My mother had warned me before I had my first baby that she had needed some ‘medicine’ after she had my brother. I discovered as I read more that the tendency to develop the condition can be hereditary, but ppd can also appear out of nowhere. Back then, I mostly wondered how I would be able to tell the difference between the baby blues and postpartum depression. (I later learned that the baby blues will dissipate after a few weeks, while ppd takes root and grows on beyond that first few tumultuous weeks.)
The feelings of sadness I experienced when I had my first child were profound, but did seem to lift after a short while. This second baby was a completely different story. With an immature digestive system, she was unable to process breast milk and screamed her head off all day and night, each and every day. She would literally sleep for 20 minutes at a time.
I was a nervous wreck from lack of sleep and worry. I also had overwhelming feelings of hopelessness; I was sure things would never get better. Then about eight weeks after her birth, I had three different sources (my mother, a good friend and our pediatrician’s nurse) suggest to me I might want to see my doctor for some help. I was a little resistant at first; I have to confess that I had associated a stigma with any type of mood or mental disorder. Plus, I was in the throes of a depression, which made it hard to get up the gumption to do something about it.

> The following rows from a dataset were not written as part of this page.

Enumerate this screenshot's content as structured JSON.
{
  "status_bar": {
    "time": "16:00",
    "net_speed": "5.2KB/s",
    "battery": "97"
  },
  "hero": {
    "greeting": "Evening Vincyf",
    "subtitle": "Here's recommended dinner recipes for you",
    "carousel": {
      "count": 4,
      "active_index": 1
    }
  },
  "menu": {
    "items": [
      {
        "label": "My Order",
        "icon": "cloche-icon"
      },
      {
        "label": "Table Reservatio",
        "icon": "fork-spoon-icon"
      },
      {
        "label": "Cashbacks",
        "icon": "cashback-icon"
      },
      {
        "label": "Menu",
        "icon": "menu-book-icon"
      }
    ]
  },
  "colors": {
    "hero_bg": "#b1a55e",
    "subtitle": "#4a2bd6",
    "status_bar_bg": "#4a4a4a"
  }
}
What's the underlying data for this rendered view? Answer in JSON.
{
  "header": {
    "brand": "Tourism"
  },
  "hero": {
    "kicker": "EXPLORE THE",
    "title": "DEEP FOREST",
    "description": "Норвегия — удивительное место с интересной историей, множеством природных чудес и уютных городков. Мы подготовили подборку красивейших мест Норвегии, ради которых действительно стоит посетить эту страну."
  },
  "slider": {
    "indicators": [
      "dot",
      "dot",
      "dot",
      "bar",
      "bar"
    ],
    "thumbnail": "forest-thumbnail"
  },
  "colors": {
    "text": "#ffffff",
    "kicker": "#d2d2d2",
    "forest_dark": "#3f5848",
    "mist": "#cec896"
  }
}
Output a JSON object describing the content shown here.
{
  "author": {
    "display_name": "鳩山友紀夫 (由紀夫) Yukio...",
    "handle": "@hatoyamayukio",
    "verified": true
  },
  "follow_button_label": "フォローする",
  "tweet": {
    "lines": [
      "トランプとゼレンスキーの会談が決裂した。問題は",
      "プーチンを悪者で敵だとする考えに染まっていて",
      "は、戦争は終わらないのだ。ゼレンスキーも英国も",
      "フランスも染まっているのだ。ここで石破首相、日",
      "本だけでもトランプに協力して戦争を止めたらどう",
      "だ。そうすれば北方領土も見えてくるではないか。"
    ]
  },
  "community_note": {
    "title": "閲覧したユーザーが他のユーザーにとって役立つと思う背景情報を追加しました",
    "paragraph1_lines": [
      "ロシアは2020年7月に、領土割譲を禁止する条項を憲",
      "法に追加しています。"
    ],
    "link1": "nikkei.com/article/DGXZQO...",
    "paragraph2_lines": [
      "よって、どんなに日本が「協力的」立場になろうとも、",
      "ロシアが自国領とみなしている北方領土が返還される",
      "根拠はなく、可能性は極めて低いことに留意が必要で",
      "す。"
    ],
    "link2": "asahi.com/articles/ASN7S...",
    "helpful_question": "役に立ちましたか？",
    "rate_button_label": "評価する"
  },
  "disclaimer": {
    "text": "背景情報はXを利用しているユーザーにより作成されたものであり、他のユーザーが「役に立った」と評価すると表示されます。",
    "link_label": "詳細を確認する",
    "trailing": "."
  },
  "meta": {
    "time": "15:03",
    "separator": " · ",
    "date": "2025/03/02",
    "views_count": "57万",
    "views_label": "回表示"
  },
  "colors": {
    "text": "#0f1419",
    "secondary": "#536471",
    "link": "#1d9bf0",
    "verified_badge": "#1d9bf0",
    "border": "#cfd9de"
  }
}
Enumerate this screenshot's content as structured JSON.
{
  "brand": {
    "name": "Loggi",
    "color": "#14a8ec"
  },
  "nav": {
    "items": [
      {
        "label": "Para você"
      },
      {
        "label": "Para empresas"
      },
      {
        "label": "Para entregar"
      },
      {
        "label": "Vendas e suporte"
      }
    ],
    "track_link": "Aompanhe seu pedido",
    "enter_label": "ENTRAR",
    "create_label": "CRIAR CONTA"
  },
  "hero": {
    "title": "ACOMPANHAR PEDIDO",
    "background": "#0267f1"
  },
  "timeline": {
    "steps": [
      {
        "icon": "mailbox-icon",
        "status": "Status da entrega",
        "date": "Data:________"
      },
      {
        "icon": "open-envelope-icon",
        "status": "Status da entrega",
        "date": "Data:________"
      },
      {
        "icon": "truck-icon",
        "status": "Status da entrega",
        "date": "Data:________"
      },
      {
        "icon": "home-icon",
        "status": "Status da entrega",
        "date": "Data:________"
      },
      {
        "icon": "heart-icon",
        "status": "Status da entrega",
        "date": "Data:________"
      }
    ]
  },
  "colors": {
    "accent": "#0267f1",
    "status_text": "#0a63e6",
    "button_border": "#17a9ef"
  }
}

But I eventually mustered up the energy and courage to see my doctor, who immediately diagnosed me as having postpartum depression. She started me on a course of antidepressant drugs (treatment must continue for at least six months to prevent a recurrence) and put me in touch with a wonderful therapist.
If you or someone close to you seems to be experiencing a depression after a birth, there are several avenues of help available. Of course, a great place to start is by visiting your physician, or at a minimum, mentioning the difficulties to your obstetrician/gynecologist during that six-week postpartum checkup.
These experts know what symptoms spell trouble and how to prescribe a helpful medication, if necessary. I know it sounds crazy to suggest you read anything when you are so frazzled you can’t even comb your hair, but there are many terrific materials on the subject available.
I was ecstatic to find Brooke Shields’ book, Down Came The Rain. It helped beyond words to hear the personal experience of someone so bright, beautiful and talented. Her bibliography led me to another fantastic, eye-opening resource: Women’s Moods: What Every Woman Must Know About Hormones, the Brain and Emotional Health, by Deborah Sichel, M.D., and Jeanne Watson Driscoll, M.D., R.N., C.S. For me, there was a terrible loneliness associated with my ppd.
It takes guts to admit you need help. But you and your family will be happier and healthier for it. Know that you are not alone, and that it is not your fault.”
Submitted by Springfield Mom Amy McFadden. For more information: